He added that the drive to update antiquated laws and introduce new ones had much to do with the Quecreek mine disaster in 2002 and said “the end result, this legislative package, will make miners safer and enhance the reputation of our already renowned mining industry”
With more than 4600 miners currently employed in underground mines, and four of the highest producing operations in the US within its borders, Rendell said the updates were vital to the state’s future as a leader in coal production. “All of us want Pennsylvania’s mining industry to be successful ... but there is no compromise when it comes to the safety of our miners,” he said in a statement. “We need laws that give us more flexibility in responding to a crisis and increase our ability to prevent accidents to begin with.”

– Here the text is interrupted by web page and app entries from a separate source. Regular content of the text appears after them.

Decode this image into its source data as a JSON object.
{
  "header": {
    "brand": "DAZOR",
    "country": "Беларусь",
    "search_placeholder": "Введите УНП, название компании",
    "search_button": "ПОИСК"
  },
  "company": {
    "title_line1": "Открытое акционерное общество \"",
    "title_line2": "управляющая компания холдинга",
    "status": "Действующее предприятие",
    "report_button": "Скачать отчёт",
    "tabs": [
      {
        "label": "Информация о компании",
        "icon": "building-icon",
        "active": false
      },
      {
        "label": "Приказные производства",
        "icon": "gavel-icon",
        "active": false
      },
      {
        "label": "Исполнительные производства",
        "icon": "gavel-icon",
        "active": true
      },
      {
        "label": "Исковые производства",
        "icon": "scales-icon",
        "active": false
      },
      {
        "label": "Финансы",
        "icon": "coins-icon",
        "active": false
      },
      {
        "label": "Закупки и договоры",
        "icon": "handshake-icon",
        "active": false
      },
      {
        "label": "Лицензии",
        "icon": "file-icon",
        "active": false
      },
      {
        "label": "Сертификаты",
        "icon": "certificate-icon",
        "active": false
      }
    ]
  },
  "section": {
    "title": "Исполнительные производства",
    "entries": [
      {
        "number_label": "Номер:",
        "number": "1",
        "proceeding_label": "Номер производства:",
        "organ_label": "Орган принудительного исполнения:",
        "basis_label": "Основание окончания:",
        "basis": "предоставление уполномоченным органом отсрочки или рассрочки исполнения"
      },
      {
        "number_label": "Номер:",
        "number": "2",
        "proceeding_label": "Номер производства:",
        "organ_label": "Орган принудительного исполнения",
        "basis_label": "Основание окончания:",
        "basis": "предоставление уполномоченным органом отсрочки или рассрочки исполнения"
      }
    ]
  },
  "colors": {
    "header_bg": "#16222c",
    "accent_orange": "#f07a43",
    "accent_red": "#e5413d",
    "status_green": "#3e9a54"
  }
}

The regulations to be added to the state’s books as part of the initiative include:
Increasing the distance for advanced drilling to test for water or gas when approaching an adjacent mine from 200ft to 500ft.
More involvement on the part of the Department of Environmental Protection (DEP) Deep Mine Safety department to review permit applications for safety and health risks, as well as give the DEP more of an active role in promulgating regulations for the future.

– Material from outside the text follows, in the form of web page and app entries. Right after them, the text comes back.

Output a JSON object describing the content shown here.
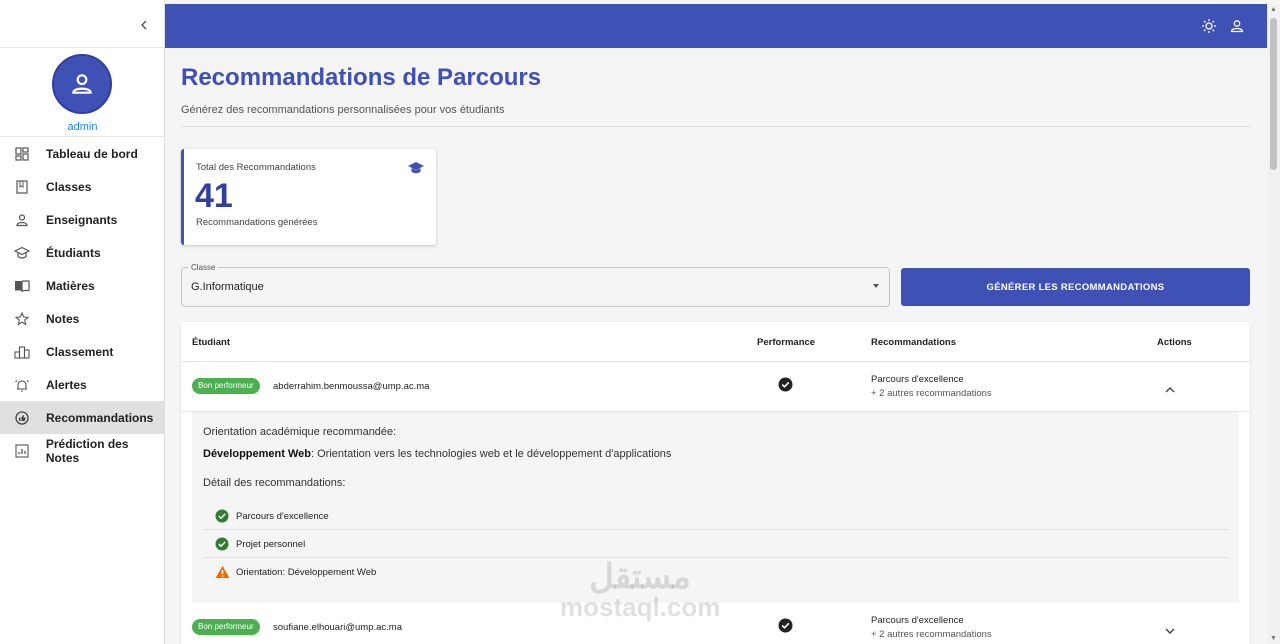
{
  "sidebar": {
    "username": "admin",
    "items": [
      {
        "label": "Tableau de bord",
        "icon": "dashboard-icon"
      },
      {
        "label": "Classes",
        "icon": "book-icon"
      },
      {
        "label": "Enseignants",
        "icon": "person-icon"
      },
      {
        "label": "Étudiants",
        "icon": "school-icon"
      },
      {
        "label": "Matières",
        "icon": "menu-book-icon"
      },
      {
        "label": "Notes",
        "icon": "star-icon"
      },
      {
        "label": "Classement",
        "icon": "leaderboard-icon"
      },
      {
        "label": "Alertes",
        "icon": "alarm-icon"
      },
      {
        "label": "Recommandations",
        "icon": "recommend-icon",
        "active": true
      },
      {
        "label": "Prédiction des Notes",
        "icon": "analytics-icon"
      }
    ]
  },
  "topbar": {
    "color": "#3f51b5",
    "icons": [
      "theme-toggle-icon",
      "account-icon"
    ]
  },
  "page": {
    "title": "Recommandations de Parcours",
    "subtitle": "Générez des recommandations personnalisées pour vos étudiants"
  },
  "stat": {
    "label": "Total des Recommandations",
    "value": "41",
    "caption": "Recommandations générées",
    "icon": "school-icon"
  },
  "filter": {
    "legend": "Classe",
    "value": "G.Informatique"
  },
  "generate_button": "GÉNÉRER LES RECOMMANDATIONS",
  "table": {
    "headers": {
      "student": "Étudiant",
      "performance": "Performance",
      "recommendations": "Recommandations",
      "actions": "Actions"
    },
    "rows": [
      {
        "badge": "Bon performeur",
        "email": "abderrahim.benmoussa@ump.ac.ma",
        "rec_main": "Parcours d'excellence",
        "rec_sub": "+ 2 autres recommandations",
        "expanded": true
      },
      {
        "badge": "Bon performeur",
        "email": "soufiane.elhouari@ump.ac.ma",
        "rec_main": "Parcours d'excellence",
        "rec_sub": "+ 2 autres recommandations",
        "expanded": false
      }
    ],
    "detail": {
      "heading": "Orientation académique recommandée:",
      "orientation_title": "Développement Web",
      "orientation_text": ": Orientation vers les technologies web et le développement d'applications",
      "detail_heading": "Détail des recommandations:",
      "items": [
        {
          "text": "Parcours d'excellence",
          "status": "success"
        },
        {
          "text": "Projet personnel",
          "status": "success"
        },
        {
          "text": "Orientation: Développement Web",
          "status": "warning"
        }
      ]
    }
  },
  "watermark": {
    "arabic": "مستقل",
    "latin": "mostaql.com"
  }
}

Permitting the DEP to impose charges against mine owners in violation of safety regulation as well as issue non-compliance penalties.
Additionally, the mine owner will now become primarily responsible for mine safety, the opposite of the regulation on the books previously that generally excluded owners from such situations.

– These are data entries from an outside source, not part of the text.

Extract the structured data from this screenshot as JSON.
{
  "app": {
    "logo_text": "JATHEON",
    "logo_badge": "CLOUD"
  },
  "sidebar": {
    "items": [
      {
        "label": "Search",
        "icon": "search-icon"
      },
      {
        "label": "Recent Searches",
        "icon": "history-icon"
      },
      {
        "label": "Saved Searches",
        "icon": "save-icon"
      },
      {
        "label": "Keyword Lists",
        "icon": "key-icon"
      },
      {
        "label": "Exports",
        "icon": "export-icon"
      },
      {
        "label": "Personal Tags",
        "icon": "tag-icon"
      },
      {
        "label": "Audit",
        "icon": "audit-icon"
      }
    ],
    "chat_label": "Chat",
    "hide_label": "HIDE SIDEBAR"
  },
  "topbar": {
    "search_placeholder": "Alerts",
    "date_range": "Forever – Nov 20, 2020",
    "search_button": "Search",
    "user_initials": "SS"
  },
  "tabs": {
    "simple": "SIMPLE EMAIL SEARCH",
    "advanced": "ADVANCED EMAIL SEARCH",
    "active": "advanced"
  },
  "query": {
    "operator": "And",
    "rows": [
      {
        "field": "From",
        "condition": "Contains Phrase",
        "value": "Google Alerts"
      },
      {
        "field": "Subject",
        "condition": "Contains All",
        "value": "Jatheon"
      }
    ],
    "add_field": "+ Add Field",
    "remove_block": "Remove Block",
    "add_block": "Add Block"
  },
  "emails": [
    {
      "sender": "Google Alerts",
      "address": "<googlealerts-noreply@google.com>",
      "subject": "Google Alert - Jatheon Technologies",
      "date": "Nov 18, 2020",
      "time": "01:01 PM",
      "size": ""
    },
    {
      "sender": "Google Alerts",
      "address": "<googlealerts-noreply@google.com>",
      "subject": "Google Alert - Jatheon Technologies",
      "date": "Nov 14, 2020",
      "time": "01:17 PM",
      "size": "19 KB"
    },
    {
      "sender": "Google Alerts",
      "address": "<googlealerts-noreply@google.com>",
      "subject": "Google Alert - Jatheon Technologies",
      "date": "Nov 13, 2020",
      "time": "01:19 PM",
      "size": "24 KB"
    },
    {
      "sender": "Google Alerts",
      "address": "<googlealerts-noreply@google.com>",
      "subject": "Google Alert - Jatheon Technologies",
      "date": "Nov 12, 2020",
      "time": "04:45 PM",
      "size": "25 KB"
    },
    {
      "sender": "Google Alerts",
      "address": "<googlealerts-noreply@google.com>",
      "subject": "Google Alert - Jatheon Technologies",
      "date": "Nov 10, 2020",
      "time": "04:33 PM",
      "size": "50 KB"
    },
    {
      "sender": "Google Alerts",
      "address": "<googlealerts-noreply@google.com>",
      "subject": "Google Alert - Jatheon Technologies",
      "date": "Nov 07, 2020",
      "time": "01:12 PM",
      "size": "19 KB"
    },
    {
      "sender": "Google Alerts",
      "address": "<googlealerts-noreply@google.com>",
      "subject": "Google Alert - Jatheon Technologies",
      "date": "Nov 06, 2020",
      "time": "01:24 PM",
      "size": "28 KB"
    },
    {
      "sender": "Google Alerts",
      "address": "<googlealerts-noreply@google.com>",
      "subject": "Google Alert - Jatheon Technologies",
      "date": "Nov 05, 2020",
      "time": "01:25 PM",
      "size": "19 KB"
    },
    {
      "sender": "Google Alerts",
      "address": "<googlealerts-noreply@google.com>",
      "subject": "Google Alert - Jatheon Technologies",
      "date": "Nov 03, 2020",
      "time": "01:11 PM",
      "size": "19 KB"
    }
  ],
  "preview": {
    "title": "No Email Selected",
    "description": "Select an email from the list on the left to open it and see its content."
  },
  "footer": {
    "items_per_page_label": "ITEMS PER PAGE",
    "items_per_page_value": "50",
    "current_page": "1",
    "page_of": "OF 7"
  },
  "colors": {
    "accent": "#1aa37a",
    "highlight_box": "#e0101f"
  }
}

Also of vital importance after the Quecreek incident is mapping, which was addressed in the legislation package as well. A review process will be updated to require operators to prove the maps they submit are reliable and that the DEP now be permitted to copy all mine maps as well as enforce rules for operations, requiring them to update their maps with the department on a regular basis. If a mine does not comply and the DEP responds to a mine emergency at its facility, the DEP may now seek reimbursement for expenses incurred.
Rendell’s legislation will also update antiquated laws and language that were written during the latter part of the 19th century and were only given a minor update in 1961. References to animals and stables in mines will be omitted, as will signals to “turn steam to the pumps” and “substitute approved gas detection devices in lieu of ‘flame safety lamps’”
The governor asked senator Richard Kasunic and representative Bob Bastian to introduce the package, which he said would go a long way in “ensuring the state’s world-class mining operations continue to excel in a changing industry”